DATA TO PROCESS
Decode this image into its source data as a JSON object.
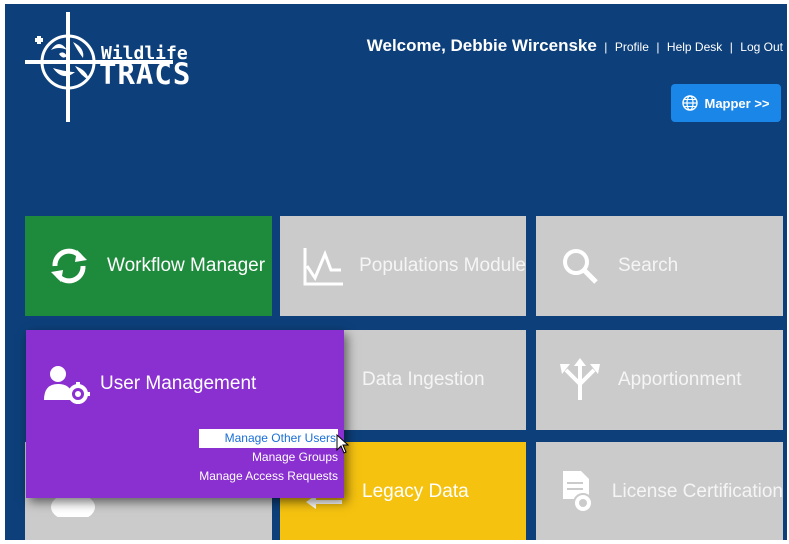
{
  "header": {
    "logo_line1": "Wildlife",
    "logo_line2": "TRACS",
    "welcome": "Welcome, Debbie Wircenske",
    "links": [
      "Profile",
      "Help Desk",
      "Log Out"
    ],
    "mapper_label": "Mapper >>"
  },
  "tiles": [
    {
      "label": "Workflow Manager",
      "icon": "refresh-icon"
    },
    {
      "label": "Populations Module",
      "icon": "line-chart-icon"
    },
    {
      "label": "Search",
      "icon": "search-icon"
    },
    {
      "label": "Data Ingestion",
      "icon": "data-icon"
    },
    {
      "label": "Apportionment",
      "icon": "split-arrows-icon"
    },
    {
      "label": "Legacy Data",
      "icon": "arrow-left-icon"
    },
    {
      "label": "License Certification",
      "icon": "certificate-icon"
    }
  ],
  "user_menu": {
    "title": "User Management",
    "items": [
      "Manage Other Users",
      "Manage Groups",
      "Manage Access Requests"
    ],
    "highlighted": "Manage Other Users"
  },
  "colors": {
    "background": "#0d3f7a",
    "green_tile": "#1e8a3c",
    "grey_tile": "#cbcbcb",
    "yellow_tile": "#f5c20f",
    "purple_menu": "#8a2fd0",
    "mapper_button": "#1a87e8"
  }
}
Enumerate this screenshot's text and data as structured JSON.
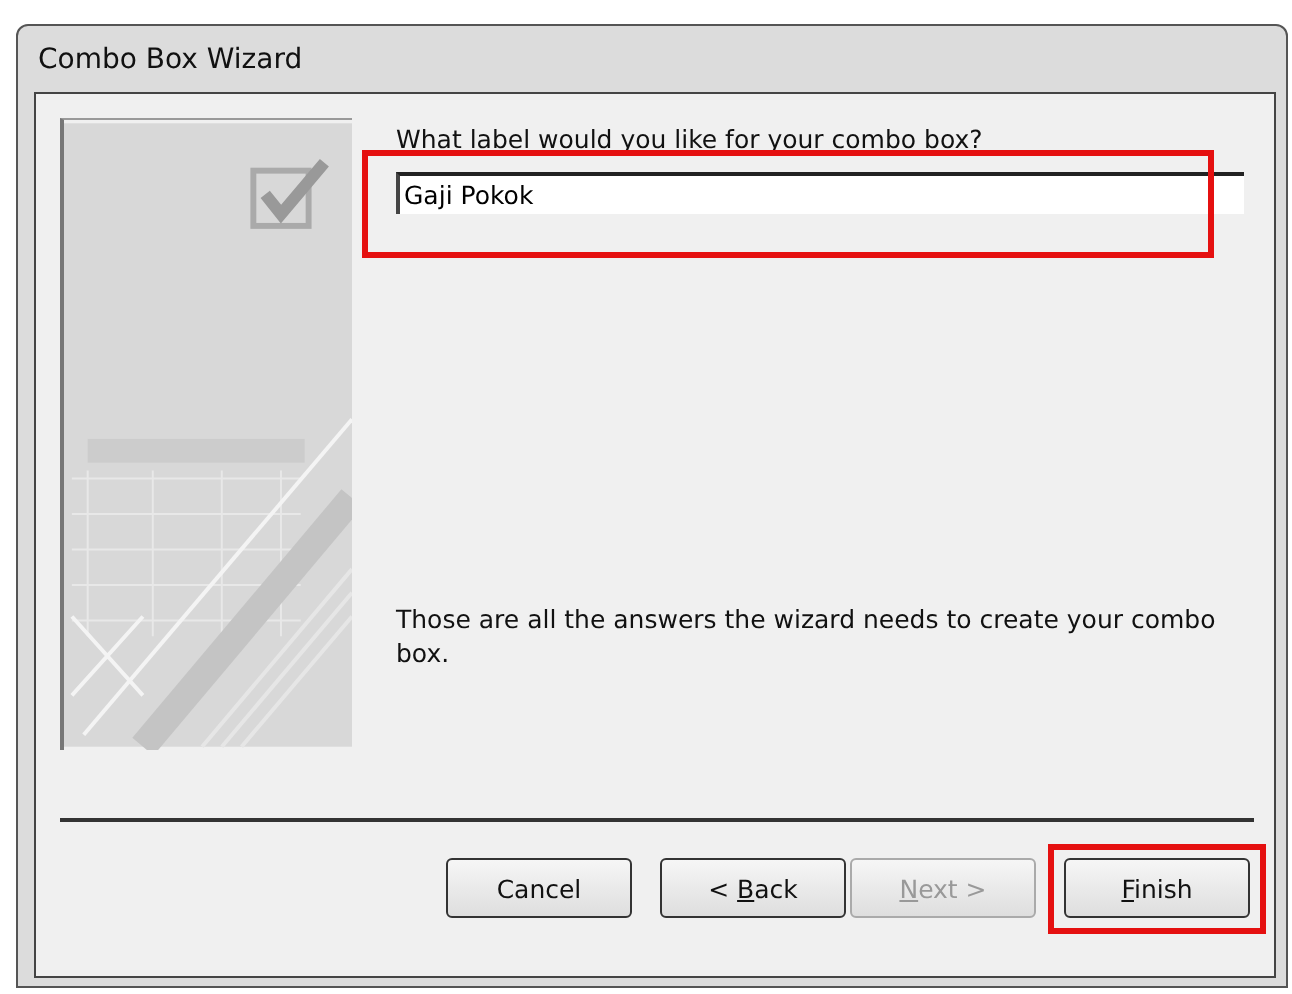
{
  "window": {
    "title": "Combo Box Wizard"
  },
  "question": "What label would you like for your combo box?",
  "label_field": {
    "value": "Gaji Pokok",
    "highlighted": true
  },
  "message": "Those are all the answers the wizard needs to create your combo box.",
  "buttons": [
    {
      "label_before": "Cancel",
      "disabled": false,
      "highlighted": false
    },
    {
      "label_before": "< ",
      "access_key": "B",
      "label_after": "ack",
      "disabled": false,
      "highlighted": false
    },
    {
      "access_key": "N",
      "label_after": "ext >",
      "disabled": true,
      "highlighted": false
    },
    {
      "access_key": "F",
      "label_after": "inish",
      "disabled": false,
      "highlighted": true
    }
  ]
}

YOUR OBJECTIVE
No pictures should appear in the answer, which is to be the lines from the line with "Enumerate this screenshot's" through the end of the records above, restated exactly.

ANSWER SECTION
Enumerate this screenshot's text and data as structured JSON.
{
  "window": {
    "title": "Combo Box Wizard"
  },
  "question": "What label would you like for your combo box?",
  "label_field": {
    "value": "Gaji Pokok",
    "highlighted": true
  },
  "message": "Those are all the answers the wizard needs to create your combo box.",
  "buttons": [
    {
      "label_before": "Cancel",
      "disabled": false,
      "highlighted": false
    },
    {
      "label_before": "< ",
      "access_key": "B",
      "label_after": "ack",
      "disabled": false,
      "highlighted": false
    },
    {
      "access_key": "N",
      "label_after": "ext >",
      "disabled": true,
      "highlighted": false
    },
    {
      "access_key": "F",
      "label_after": "inish",
      "disabled": false,
      "highlighted": true
    }
  ]
}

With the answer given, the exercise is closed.